### What is expected
How many separate lines in this material contain the string "trial"? Respond with the number alone.

### Records supplied

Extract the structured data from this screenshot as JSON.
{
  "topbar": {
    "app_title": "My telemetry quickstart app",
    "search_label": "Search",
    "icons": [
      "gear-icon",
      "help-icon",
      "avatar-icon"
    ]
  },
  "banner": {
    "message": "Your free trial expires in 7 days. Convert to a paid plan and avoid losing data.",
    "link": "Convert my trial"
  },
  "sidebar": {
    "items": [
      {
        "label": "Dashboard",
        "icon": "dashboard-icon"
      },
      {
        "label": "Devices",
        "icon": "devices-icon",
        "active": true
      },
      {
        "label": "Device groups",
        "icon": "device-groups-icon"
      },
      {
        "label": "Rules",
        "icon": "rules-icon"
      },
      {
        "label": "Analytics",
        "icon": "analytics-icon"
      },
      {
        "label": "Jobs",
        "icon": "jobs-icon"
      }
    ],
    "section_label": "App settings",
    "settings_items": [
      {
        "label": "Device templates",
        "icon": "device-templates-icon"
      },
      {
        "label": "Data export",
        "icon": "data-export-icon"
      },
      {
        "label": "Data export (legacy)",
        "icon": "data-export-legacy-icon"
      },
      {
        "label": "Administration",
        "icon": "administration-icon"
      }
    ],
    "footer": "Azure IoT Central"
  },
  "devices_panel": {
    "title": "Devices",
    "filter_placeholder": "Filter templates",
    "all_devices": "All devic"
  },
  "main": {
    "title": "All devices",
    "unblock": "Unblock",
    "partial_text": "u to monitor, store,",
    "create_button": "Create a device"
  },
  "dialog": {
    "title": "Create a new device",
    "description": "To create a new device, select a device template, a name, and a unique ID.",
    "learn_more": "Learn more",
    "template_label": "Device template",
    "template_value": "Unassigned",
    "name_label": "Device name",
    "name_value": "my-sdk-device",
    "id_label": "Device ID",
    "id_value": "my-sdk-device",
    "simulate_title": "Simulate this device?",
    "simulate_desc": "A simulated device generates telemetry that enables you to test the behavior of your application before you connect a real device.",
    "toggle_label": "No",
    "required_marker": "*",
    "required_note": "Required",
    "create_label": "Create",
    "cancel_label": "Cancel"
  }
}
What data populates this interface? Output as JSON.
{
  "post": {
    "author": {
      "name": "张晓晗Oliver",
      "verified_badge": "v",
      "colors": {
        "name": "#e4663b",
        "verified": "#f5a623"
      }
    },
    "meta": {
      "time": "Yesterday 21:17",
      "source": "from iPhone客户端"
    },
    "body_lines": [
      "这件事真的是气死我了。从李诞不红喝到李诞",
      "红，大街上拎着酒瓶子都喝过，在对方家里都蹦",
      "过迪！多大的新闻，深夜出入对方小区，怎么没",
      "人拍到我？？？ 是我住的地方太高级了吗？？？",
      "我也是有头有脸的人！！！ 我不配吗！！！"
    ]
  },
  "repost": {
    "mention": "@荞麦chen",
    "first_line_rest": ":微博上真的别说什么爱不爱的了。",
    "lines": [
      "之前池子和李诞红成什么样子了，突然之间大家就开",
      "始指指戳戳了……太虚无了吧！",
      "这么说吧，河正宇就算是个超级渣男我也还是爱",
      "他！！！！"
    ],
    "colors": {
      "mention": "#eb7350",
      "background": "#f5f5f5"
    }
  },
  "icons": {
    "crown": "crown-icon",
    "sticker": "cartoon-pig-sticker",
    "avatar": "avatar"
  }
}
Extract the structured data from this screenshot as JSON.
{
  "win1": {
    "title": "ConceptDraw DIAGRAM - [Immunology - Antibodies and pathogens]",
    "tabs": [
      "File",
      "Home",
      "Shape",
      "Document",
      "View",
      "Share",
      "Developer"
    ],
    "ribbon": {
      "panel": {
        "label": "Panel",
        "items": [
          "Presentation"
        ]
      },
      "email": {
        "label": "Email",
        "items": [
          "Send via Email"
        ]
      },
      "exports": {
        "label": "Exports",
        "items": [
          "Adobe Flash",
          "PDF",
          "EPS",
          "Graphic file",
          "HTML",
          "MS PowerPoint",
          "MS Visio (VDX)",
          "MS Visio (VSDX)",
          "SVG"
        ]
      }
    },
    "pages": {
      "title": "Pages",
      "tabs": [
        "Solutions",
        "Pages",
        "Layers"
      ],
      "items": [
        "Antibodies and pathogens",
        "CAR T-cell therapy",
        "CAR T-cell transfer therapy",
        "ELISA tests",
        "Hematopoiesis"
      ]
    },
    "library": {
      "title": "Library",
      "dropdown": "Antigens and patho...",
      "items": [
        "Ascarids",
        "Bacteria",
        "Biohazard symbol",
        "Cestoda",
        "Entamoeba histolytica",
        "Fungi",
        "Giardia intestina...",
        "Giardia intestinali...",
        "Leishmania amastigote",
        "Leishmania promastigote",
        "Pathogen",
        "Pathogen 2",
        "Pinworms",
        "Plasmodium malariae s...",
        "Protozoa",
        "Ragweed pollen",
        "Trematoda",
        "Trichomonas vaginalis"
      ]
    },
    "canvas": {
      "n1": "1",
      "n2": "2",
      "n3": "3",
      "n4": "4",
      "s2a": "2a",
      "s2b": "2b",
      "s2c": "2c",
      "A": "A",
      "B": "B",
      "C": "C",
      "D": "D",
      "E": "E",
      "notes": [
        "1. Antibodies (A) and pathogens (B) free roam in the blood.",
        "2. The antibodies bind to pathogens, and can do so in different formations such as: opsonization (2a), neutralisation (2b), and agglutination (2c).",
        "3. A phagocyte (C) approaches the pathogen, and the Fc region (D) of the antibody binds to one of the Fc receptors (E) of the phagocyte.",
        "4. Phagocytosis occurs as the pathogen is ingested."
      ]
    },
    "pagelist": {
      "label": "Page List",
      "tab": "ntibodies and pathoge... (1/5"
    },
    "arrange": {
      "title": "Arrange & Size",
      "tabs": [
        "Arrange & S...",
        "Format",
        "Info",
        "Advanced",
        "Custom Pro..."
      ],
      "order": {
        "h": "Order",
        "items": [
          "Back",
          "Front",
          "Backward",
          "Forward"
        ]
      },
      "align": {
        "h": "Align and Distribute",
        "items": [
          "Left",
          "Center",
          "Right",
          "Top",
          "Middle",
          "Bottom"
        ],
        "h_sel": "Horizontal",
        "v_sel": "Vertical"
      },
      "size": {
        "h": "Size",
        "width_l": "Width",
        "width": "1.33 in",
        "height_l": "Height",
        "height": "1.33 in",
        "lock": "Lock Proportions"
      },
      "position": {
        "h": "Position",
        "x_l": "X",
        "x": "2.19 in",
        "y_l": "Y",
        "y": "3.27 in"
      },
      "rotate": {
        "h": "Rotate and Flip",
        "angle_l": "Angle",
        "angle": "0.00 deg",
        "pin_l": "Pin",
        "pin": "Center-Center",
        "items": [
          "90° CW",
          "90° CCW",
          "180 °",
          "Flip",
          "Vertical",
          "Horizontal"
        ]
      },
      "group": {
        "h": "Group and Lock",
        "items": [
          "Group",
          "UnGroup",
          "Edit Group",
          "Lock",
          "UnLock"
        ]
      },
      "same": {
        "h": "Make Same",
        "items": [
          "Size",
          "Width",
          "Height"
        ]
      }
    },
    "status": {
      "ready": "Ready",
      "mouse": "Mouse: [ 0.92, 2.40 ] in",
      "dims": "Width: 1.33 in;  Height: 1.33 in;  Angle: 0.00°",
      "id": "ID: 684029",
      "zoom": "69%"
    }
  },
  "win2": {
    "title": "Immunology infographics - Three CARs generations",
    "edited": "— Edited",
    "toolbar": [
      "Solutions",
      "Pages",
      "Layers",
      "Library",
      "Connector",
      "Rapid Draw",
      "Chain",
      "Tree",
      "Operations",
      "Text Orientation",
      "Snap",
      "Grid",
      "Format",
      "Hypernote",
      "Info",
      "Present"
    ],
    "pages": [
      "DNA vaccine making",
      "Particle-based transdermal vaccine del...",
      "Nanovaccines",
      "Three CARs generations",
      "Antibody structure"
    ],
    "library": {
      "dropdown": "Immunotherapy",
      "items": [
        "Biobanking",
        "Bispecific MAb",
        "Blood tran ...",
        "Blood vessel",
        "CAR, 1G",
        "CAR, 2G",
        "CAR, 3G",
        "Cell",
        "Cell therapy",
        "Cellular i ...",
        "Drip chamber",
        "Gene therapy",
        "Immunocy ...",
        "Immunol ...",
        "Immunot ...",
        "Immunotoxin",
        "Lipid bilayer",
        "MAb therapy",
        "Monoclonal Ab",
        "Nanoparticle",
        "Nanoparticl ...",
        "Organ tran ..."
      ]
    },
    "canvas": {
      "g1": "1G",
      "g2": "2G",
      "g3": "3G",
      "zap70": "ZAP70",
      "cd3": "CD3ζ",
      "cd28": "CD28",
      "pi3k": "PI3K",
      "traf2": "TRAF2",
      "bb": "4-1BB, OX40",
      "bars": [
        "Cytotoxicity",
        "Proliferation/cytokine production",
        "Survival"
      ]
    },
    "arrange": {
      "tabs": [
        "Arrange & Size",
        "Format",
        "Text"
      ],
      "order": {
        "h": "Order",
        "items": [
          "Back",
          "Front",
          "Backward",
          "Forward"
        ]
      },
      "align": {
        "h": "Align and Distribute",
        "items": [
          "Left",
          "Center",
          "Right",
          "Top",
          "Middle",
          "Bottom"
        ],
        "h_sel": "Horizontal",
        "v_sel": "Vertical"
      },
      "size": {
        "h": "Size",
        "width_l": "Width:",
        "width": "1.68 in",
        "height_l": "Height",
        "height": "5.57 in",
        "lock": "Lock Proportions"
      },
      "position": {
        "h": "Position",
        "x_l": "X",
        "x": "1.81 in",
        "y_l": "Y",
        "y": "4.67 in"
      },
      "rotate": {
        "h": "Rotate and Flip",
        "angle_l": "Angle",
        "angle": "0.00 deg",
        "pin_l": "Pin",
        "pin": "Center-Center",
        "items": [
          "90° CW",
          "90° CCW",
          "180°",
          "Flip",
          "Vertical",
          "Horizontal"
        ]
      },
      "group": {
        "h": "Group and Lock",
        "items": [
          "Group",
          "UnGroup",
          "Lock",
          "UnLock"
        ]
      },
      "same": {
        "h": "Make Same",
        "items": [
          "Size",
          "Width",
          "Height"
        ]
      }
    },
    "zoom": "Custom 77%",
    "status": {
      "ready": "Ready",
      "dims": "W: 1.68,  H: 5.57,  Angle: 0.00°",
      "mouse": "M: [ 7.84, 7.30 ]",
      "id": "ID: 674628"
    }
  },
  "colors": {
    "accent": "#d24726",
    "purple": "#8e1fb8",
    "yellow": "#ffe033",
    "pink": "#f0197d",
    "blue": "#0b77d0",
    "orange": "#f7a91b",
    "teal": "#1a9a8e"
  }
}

### Written solution
2